- Task brief -
From the listing below, copy every line with the word "Francisco".

- Provided entries -
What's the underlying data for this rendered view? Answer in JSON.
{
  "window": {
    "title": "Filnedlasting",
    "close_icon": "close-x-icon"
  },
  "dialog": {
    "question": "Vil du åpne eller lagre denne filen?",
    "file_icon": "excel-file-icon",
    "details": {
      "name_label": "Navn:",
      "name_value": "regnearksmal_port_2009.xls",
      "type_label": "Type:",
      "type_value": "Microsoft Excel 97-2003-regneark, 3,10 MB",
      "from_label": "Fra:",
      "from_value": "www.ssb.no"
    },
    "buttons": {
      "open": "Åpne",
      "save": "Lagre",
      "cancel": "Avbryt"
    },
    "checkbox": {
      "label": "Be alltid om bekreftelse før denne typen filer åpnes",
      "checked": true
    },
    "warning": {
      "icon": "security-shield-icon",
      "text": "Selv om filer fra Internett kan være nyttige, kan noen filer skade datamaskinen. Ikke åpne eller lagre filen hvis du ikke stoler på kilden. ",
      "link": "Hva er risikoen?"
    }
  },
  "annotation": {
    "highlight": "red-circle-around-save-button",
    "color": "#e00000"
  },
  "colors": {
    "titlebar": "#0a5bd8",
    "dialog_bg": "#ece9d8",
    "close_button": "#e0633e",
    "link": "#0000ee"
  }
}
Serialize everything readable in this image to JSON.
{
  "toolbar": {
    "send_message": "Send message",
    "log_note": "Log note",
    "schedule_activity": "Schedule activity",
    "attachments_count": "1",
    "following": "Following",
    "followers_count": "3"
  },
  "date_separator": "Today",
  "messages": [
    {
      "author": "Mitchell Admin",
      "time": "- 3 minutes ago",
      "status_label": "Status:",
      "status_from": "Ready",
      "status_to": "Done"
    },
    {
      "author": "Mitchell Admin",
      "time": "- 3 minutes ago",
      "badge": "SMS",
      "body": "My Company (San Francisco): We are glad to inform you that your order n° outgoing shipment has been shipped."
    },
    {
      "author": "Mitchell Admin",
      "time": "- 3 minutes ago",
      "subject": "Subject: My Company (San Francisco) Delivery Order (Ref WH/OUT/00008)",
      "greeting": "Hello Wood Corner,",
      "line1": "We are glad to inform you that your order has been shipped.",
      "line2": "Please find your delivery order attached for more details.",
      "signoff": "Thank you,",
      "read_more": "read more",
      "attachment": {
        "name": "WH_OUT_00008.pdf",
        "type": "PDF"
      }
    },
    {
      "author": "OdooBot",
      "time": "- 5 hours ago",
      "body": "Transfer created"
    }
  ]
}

- Written solution -
      "body": "My Company (San Francisco): We are glad to inform you that your order n° outgoing shipment has been shipped."
      "subject": "Subject: My Company (San Francisco) Delivery Order (Ref WH/OUT/00008)",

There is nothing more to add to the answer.